━━━━━ Listed records

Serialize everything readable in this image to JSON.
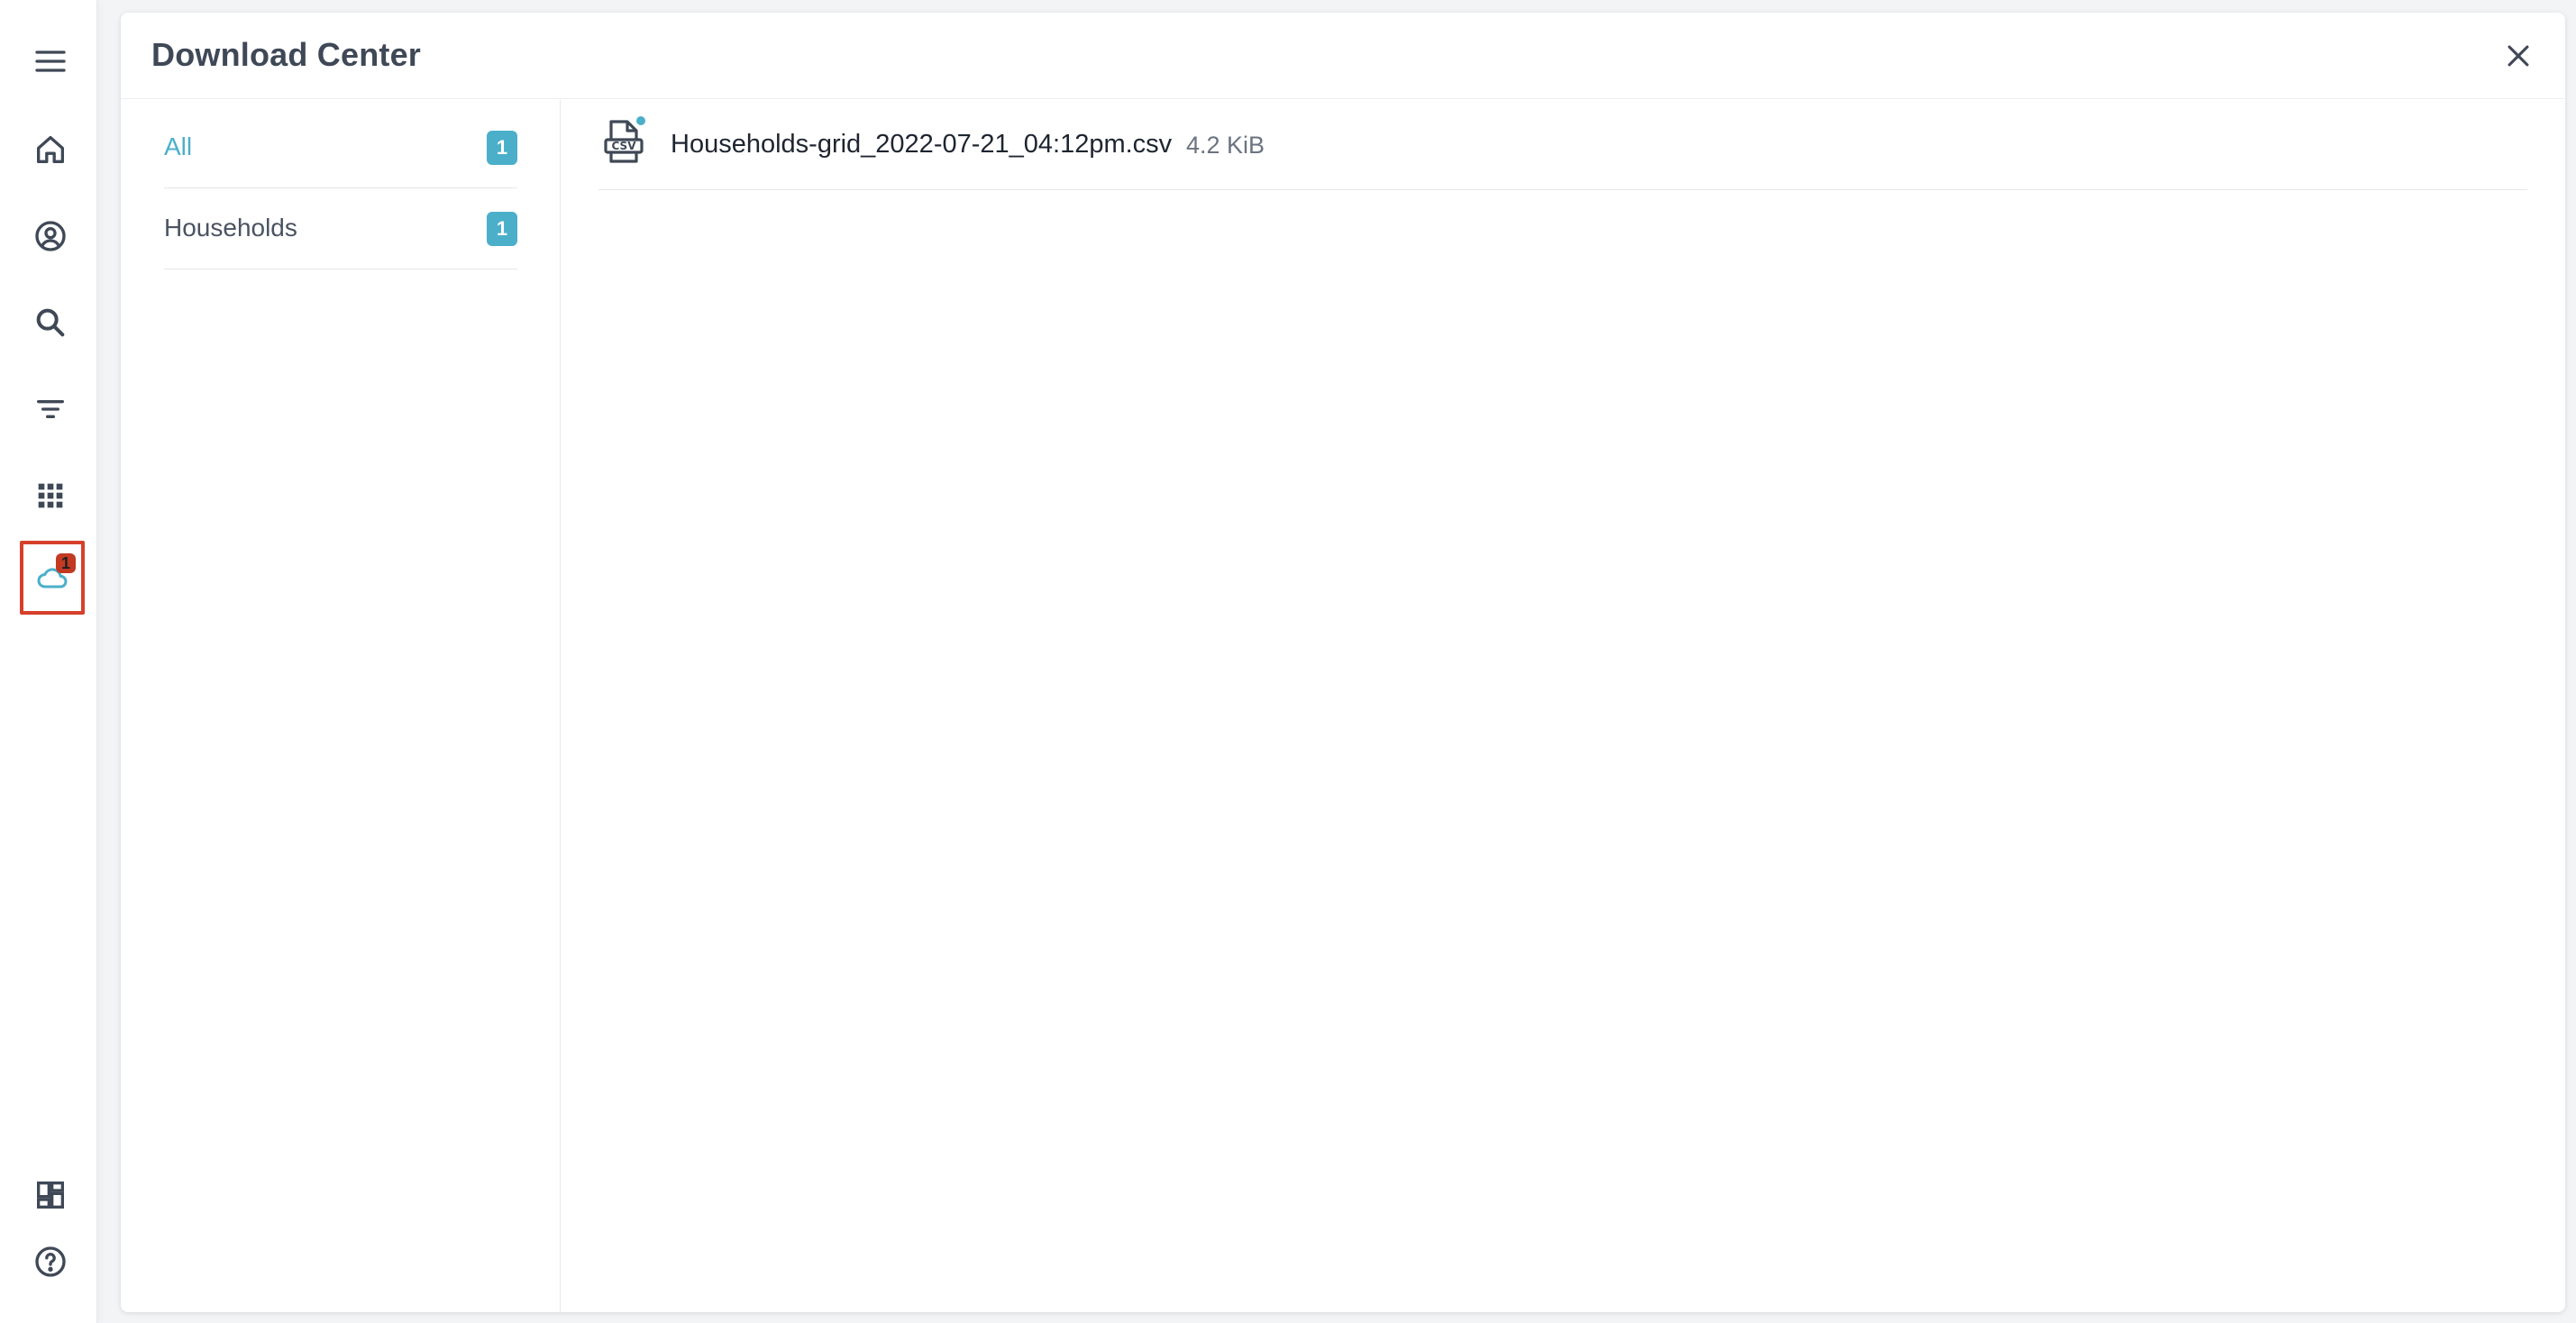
{
  "panel": {
    "title": "Download Center"
  },
  "rail": {
    "items": [
      {
        "name": "menu-icon"
      },
      {
        "name": "home-icon"
      },
      {
        "name": "account-icon"
      },
      {
        "name": "search-icon"
      },
      {
        "name": "filter-icon"
      },
      {
        "name": "apps-grid-icon"
      },
      {
        "name": "cloud-download-icon",
        "badge": "1"
      },
      {
        "name": "dashboard-icon"
      },
      {
        "name": "help-icon"
      }
    ]
  },
  "categories": [
    {
      "label": "All",
      "count": "1",
      "active": true
    },
    {
      "label": "Households",
      "count": "1",
      "active": false
    }
  ],
  "files": [
    {
      "name": "Households-grid_2022-07-21_04:12pm.csv",
      "size": "4.2 KiB",
      "icon": "csv-file-icon",
      "new": true
    }
  ],
  "colors": {
    "accent": "#4bafca",
    "highlight": "#d6402b",
    "badge": "#c23a22",
    "icon": "#3f4856"
  }
}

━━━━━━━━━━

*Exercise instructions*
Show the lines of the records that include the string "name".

*Result below*
        "name": "menu-icon"
        "name": "home-icon"
        "name": "account-icon"
        "name": "search-icon"
        "name": "filter-icon"
        "name": "apps-grid-icon"
        "name": "cloud-download-icon",
        "name": "dashboard-icon"
        "name": "help-icon"
      "name": "Households-grid_2022-07-21_04:12pm.csv",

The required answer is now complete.